Fall 2020 Colloquium Series - 25 September 2020
Quill Kukla, Gerogetown University :: A Nonideal Theory of Sexual Consent
Friday, September 25, 2020

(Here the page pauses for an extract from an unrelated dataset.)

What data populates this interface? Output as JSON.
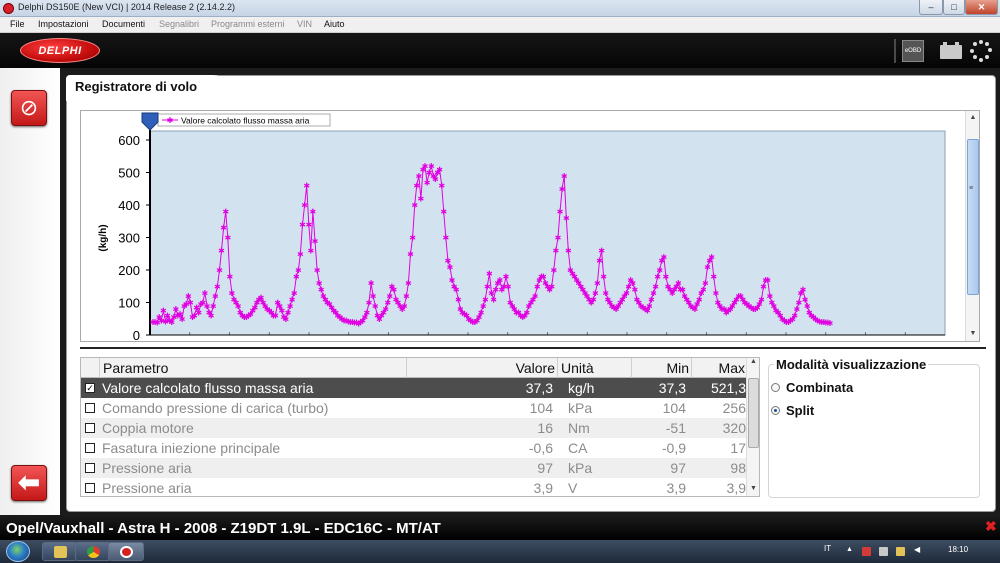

Abstract: Autonomy is a continuum, and our autonomy is almost always partial. Our autonomy can be compromised by limitations in our capacities, or by the power relationships within which we are embedded. If we insist that real consent requires full autonomy, then virtually no sex will turn out to be consensual. Accepting this consequent would either make the notion of consent useless, or it would turn most sex into rape, and neither is a helpful outcome. I argue that under conditions of compromised autonomy, consent must be socially and interpersonally scaffolded. To understand consent as an ethically crucial but non-ideal concept, we need to think about how it is related to other requirements for ethical sex, such as the ability to exit a situation, trust, safety, broader social support, epistemic standing in the community, and more.